Soprano Alexandra Razskazoff got my attention and held it. Her voice demanded it. When it came time to cut, the spinto sliced through the tutti finale with a diamond blade of sound.
Her portrayal of Suzel was pure and warm, performing the “Cherry Duet” with an endearing innocence. I wanted the young maiden of the story to find love and happiness. I cared, and that was not the case with every character.
Tenor John Bellemer, in the title role, sang admirably, but the projection wasn’t always there during ensemble numbers. He was very sweet and well-paired with Razskazoff during the “Cherry Duet,” and his fits with David showed fire in voice and acting. He was versatile, but I wasn’t invested in Fritz’s plight—not that he has much of one. He swore himself to bachelorhood and suddenly falls in love. Yes, he’ll lose one of his vineyards, but there’s little else at stake. That’s where I wanted to see a more developed Fritz. Lemonade needed to be made from the lemon that is P. Saudon’s libretto.
Baritone Marcus Deloach, as David, was entertaining. He has a pleasing, rich voice, and his portrayal of the matchmaking rabbi kept my interest, though as a character he’s unnecessary in bringing about the romance between Fritz and Suzel, the two were already falling in love during Act one. Deloach kept me engaged with the sense of mischief he brought to the role.
Beppe. I wish “L’Amico Fritz” had more Beppe. Mascagni gave some of the most interesting music to the fun and amusingly melodramatic gypsy who mezzo-soprano Mariya Kaganskaya brought to life.
The semi-staged performance included projections of different sorts. There were falling cherry blossoms and whimsical, bouncing cherries accompanied by images of Suzel and Fritz floating through the air, hand-in-hand. I mostly found these distracting. The more puzzling projections played during the Preludietto and Intermezzo were collages for which I couldn’t discern meaning. To my eye and mind, they were too abstract for the subject. There was also a poorly executed real-time projection of the soloists interspersed throughout the show as the camera operator struggled to track the vocalists and constantly needed to recenter the frame.
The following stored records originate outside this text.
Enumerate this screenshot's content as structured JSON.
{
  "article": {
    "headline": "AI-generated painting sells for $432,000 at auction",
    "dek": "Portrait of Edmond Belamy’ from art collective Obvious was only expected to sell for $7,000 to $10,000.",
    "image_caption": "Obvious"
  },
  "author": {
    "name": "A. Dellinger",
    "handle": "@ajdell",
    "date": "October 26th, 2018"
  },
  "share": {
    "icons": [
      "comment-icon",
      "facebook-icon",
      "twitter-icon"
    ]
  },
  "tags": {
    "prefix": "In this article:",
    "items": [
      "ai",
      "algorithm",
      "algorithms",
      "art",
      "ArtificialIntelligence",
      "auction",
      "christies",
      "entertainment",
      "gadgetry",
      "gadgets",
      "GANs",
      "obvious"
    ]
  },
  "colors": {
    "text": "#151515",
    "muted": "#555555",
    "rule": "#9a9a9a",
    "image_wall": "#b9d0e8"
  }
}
I understand what directors Malena Dayen and Stefanos Koroneos were attempting, but it felt disjointed and, apart from the cherry-related projections, didn’t, on the surface, relate to the story.
It’s unfortunate to say this, but the Queens Symphony Orchestra under the baton of James Bagwell struggled from the get-go. The pacing was erratic, as were the dynamics. The beauty I spoke of in Mascagni’s music was terribly marred. The ensemble lacked cohesion and precision. Sections were out of tune. High notes from strings and winds (particularly right at the beginning of the work) could feel screechy instead of blending in with the rest of the ensemble. Either the band needed a few more intense practices or the instrumentalists were over their heads. I doubt it was the latter.
Either way, the buck stops with the person on the podium.
There was an egregious miscommunication that occurred as Razskazoff began her line “Riso o pianto,
tutto è palpito d’amore!” directly following the first portion of the “Cherry Duet.” The orchestra got lost, but the soprano pushed through as best she could to stay in sync with the musicians. There was also noticeable miscues during her third Act aria that could have derailed her, but Razskazoff managed confidently without missing a beat.
I came into the theater excited to hear Mascagni’s melodies and left very disappointed and feeling for the vocalists, who were far better prepared but consistently overpowered by the orchestra.
Works that sit on the fringes of the repertoire need to be revived convincingly and as flawlessly as possible, because, if done poorly, it reinforces the idea that the opera should remain in the pasture to which it has been relegated.
As an opera, “Fritz” may never set the world afire, but that doesn’t mean it should go down in flames. Thanks to some poor musical direction, it nearly did.